- Problem description:
Please reproduce every record, keeping each one exactly as written.

[Information given — start]

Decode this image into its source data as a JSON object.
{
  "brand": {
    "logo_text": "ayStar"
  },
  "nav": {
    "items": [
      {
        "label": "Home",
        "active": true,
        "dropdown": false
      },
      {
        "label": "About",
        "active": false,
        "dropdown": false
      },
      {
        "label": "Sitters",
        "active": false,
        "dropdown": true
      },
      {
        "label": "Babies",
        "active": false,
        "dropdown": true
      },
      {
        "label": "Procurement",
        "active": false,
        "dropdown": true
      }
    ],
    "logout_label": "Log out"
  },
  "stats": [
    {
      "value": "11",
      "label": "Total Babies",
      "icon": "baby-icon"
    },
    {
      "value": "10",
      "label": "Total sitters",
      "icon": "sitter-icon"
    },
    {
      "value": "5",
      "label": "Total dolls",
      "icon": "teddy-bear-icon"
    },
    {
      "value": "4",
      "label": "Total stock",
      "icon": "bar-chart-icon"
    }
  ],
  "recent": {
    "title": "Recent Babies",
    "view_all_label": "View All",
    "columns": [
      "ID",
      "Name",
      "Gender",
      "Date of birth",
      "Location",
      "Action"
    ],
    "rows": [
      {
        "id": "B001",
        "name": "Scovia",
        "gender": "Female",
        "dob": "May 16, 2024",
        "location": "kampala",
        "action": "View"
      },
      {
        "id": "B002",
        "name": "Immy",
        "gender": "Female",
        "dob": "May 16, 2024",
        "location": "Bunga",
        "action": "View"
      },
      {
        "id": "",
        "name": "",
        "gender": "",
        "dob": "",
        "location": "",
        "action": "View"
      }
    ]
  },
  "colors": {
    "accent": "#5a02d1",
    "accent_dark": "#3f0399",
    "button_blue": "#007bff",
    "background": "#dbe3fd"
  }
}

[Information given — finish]

- Response area:
Decode this image into its source data as a JSON object.
{
  "brand": {
    "logo_text": "ayStar"
  },
  "nav": {
    "items": [
      {
        "label": "Home",
        "active": true,
        "dropdown": false
      },
      {
        "label": "About",
        "active": false,
        "dropdown": false
      },
      {
        "label": "Sitters",
        "active": false,
        "dropdown": true
      },
      {
        "label": "Babies",
        "active": false,
        "dropdown": true
      },
      {
        "label": "Procurement",
        "active": false,
        "dropdown": true
      }
    ],
    "logout_label": "Log out"
  },
  "stats": [
    {
      "value": "11",
      "label": "Total Babies",
      "icon": "baby-icon"
    },
    {
      "value": "10",
      "label": "Total sitters",
      "icon": "sitter-icon"
    },
    {
      "value": "5",
      "label": "Total dolls",
      "icon": "teddy-bear-icon"
    },
    {
      "value": "4",
      "label": "Total stock",
      "icon": "bar-chart-icon"
    }
  ],
  "recent": {
    "title": "Recent Babies",
    "view_all_label": "View All",
    "columns": [
      "ID",
      "Name",
      "Gender",
      "Date of birth",
      "Location",
      "Action"
    ],
    "rows": [
      {
        "id": "B001",
        "name": "Scovia",
        "gender": "Female",
        "dob": "May 16, 2024",
        "location": "kampala",
        "action": "View"
      },
      {
        "id": "B002",
        "name": "Immy",
        "gender": "Female",
        "dob": "May 16, 2024",
        "location": "Bunga",
        "action": "View"
      },
      {
        "id": "",
        "name": "",
        "gender": "",
        "dob": "",
        "location": "",
        "action": "View"
      }
    ]
  },
  "colors": {
    "accent": "#5a02d1",
    "accent_dark": "#3f0399",
    "button_blue": "#007bff",
    "background": "#dbe3fd"
  }
}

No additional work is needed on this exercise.